C’mon, Ben Cherington. Free him from his Boras-induced purgatory. Spare him another morning — perhaps weeks’ worth of mornings — of awkward games of one-on-one pepper with Kendrys Morales.
Offer Drew a two-year deal at a rate that won’t embarrass him, and bring him back to Boston, where he fit so well a season ago.
I know you’re on a run of wise personnel decisions that rivals and may even surpass Theo Epstein’s franchise-shifting sequence of transactions in the winter of 2003-04, but I ask you this: How can you possibly be so casual in parting ways with the last shortstop to start for a Red Sox championship team since … um, Julio Lugo.
Ah, hell, I give up. I know Drew’s not coming back. I wish he were, sort of — how’s that for digging in and taking a stance? — but I’m resigned to the reality that he won’t be re-signed.
You may have forgotten since my colleague Nick Cafardo recently shoved me aside and seized the wheel of the Drew bandwagon, but there’s significant evidence in the archives here that I was at the forefront of celebrating Drew’s entire catalog last summer and even into the fall. You Jose Iglesias truthers had your moments, but I officially claimed victory in the seventh inning of Game 6 of the ALCS. Should you not recall what happened, here’s your reminder.

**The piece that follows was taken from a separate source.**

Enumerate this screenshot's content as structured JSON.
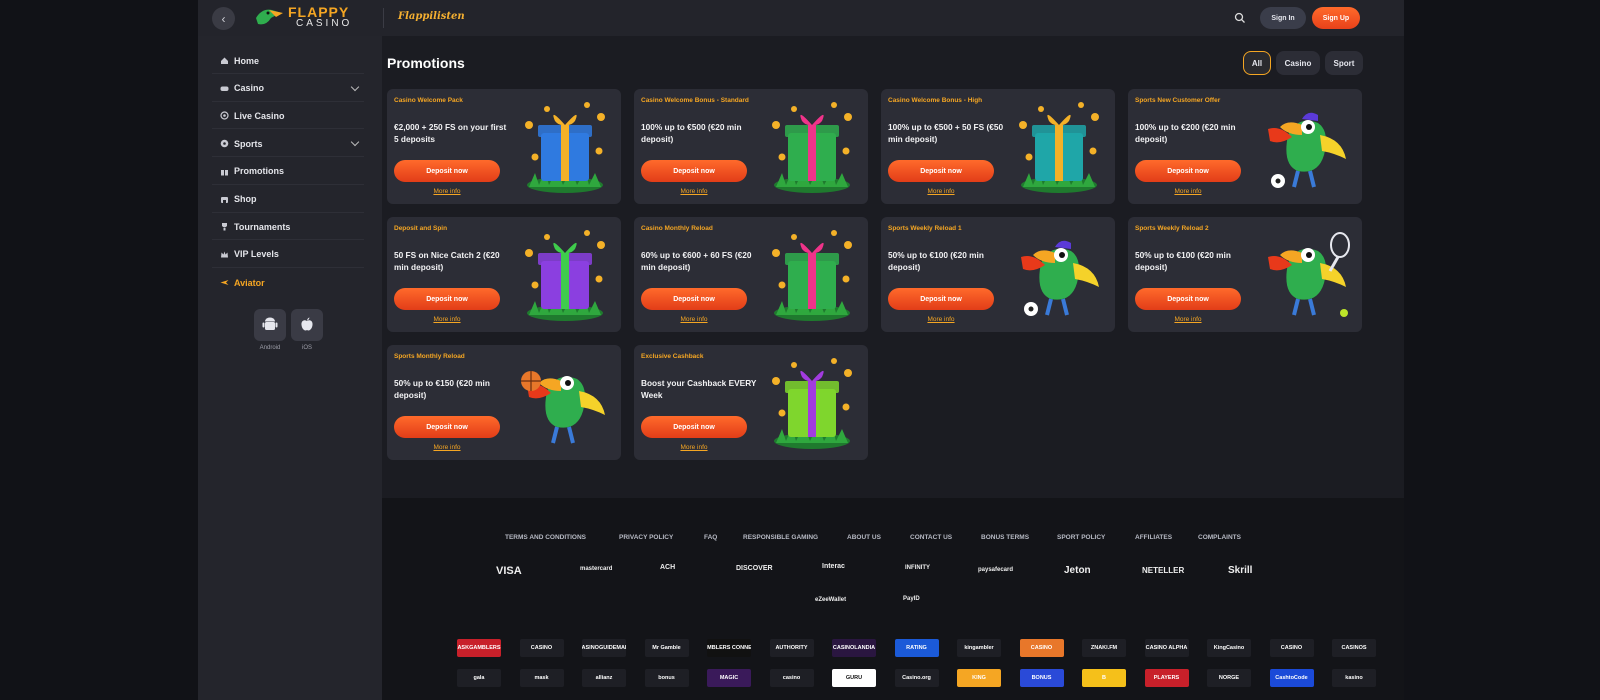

Drew made a crucial defensive play. Iglesias did not. Meet me in St. Louis.
All facetiousness aside, I do understand the Red Sox thinking. Sure, I would like to see Drew back here based on the More Good Players Is A Good Thing theory, especially if one of the players on the infield depth chart is coming off a sophomore season in which he lost his job twice and spent some unexpected time summering in Pawtucket.

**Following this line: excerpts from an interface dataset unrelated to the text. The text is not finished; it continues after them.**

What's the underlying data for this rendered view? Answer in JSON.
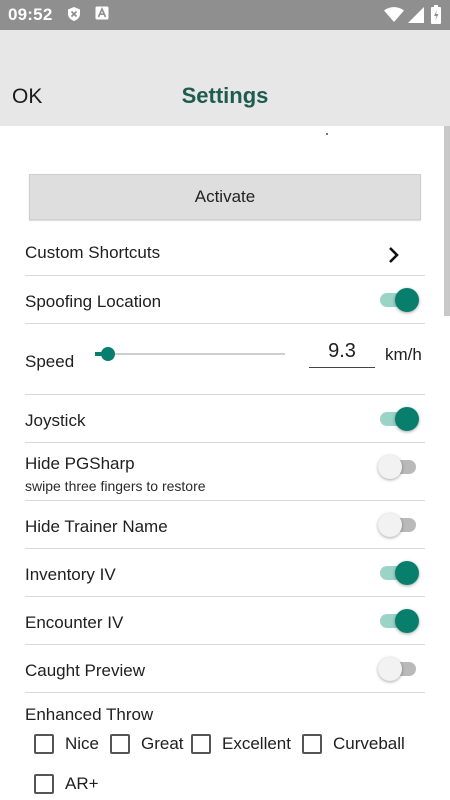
{
  "status_bar": {
    "time": "09:52",
    "icons": [
      "notification-x-icon",
      "text-a-icon",
      "wifi-icon",
      "signal-icon",
      "battery-icon"
    ]
  },
  "header": {
    "ok_label": "OK",
    "title": "Settings",
    "title_color": "#1e5c4f"
  },
  "activate_label": "Activate",
  "rows": {
    "custom_shortcuts": {
      "label": "Custom Shortcuts"
    },
    "spoofing_location": {
      "label": "Spoofing Location",
      "enabled": true
    },
    "speed": {
      "label": "Speed",
      "value": "9.3",
      "unit": "km/h",
      "slider_fraction": 0.07
    },
    "joystick": {
      "label": "Joystick",
      "enabled": true
    },
    "hide_pgsharp": {
      "label": "Hide PGSharp",
      "sublabel": "swipe three fingers to restore",
      "enabled": false
    },
    "hide_trainer_name": {
      "label": "Hide Trainer Name",
      "enabled": false
    },
    "inventory_iv": {
      "label": "Inventory IV",
      "enabled": true
    },
    "encounter_iv": {
      "label": "Encounter IV",
      "enabled": true
    },
    "caught_preview": {
      "label": "Caught Preview",
      "enabled": false
    }
  },
  "enhanced_throw": {
    "label": "Enhanced Throw",
    "options": [
      {
        "label": "Nice",
        "checked": false
      },
      {
        "label": "Great",
        "checked": false
      },
      {
        "label": "Excellent",
        "checked": false
      },
      {
        "label": "Curveball",
        "checked": false
      },
      {
        "label": "AR+",
        "checked": false
      }
    ]
  },
  "colors": {
    "accent": "#087f6c",
    "accent_track": "#9bd3c6",
    "header_bg": "#e7e7e7",
    "status_bar_bg": "#8f8f8f"
  }
}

Will Middlebrooks could become a cornerstone at third base for the next half-dozen years. His power is legit — 32 homers in 660 big-league plate appearances is nothing to dismiss. I like seeing Josh Donaldson on his most similar batters list. Matt Dominguez and Lonnie Chisenhall — yeah, they’re slightly less encouraging.
Middlebrooks has some fundamental flaws that I’ll believe he’s cured when our eyes and a strong sampling of numbers confirm it. You know what they are: pitches away flummox him, and defensively he’s a Hobson-in-progress. He worked hard this offseason, putting on obvious muscle, but I’m not sure that was the right way to improve — the power was already there. It’s the rest of his game that needs work.
He’s hitting this spring (.308/.333/.577), an encouraging sign right up until you realize it means nothing — he hit last spring as well (.321/.387/.536). The clock on Middlebrooks begins Opening Day.
I have no concerns about the player actually replacing Drew at shortstop — Xander Bogaerts is a superstar ascending, and he strikes me as one who will make a habit of rewarding, and even exceeding, high expectations. He already did during our warm October. But he’s not moving to third base at this point if Middlebrooks falters. He’s working to be a capable defensive shortstop, and the Red Sox believe in him there.
I get why the Red Sox have not brought back Drew, though I cling to the slim hope that he’ll still be available should Middlebrooks do his Russ Davis imitation again. What I don’t get why so many other teams have passed. He’s steady-to-superb defensively, productive if streaky offensively, and it all adds up to one of the top 10-12 shortstops in baseball.
Yet the Cardinals passed on him for Jhonny Peralta, an absolutely inexplicable move. The Yankees are intent on leaving the Derek Jeter Monument To Derek Jeter at shortstop for one more farewell season. The Mets? The Mets may not even know he’s available. I believe they’re starting Bud Harrelson this season. And the Tigers, even after apparently losing Jose Iglesias for a good part of the season, seem wary of bringing in Drew, at least for now.
It’s mystifying. It sure looks right now like Boras blew it in not accepting the Red Sox’ $14,1 million qualifying offer. Who knows if Drew finds a baseball home before the June draft, after which there will be no compensation for signing him.
In the meantime, he works out for Team Boras with his fellow lost soul of the spring, Morales. Drew will find a new baseball home one way or the other; there’s still plenty of time in the spring for some shortstop hamstrings to pop, you know?
But right now, he must feel bored, even detached from the game, particularly after the fulfillment of last October.